═══ DATA EXCERPTS

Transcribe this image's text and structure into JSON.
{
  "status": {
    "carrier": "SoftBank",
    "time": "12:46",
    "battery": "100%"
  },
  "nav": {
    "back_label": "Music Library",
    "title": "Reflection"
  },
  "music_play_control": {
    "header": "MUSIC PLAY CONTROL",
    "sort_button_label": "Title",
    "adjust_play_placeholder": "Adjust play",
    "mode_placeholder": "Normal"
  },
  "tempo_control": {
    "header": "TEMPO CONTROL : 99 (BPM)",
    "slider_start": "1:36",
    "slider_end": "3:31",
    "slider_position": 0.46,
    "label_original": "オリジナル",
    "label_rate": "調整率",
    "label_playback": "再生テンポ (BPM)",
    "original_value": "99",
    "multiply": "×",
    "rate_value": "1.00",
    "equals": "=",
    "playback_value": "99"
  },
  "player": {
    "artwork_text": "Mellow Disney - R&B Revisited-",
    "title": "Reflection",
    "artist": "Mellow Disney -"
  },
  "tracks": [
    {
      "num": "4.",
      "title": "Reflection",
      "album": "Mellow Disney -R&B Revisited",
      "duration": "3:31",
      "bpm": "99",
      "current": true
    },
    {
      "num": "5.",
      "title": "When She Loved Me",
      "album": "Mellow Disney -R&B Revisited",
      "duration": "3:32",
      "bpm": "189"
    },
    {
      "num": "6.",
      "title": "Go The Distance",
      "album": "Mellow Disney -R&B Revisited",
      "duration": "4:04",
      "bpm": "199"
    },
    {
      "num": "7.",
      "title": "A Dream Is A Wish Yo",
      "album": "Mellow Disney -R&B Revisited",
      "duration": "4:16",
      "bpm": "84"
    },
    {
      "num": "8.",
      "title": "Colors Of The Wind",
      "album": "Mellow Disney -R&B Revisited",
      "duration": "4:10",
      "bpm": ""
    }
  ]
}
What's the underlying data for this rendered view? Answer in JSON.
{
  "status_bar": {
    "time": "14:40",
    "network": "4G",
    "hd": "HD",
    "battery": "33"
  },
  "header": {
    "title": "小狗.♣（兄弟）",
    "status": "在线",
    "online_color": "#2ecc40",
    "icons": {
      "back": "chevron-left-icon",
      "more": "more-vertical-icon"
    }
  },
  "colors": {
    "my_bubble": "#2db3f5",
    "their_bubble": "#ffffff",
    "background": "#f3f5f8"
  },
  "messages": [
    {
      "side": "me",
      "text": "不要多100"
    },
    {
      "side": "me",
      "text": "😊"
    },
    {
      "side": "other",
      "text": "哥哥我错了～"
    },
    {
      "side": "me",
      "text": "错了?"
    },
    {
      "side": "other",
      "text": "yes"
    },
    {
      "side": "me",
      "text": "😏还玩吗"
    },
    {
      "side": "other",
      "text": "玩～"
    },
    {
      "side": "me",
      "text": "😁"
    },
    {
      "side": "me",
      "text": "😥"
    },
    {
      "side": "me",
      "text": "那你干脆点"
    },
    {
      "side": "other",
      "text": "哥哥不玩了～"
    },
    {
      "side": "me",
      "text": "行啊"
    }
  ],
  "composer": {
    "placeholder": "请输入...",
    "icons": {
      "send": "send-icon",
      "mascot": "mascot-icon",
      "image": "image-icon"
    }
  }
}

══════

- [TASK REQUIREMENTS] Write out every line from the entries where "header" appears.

- [WRITTEN SOLUTION]
    "header": "MUSIC PLAY CONTROL",
    "header": "TEMPO CONTROL : 99 (BPM)",
  "header": {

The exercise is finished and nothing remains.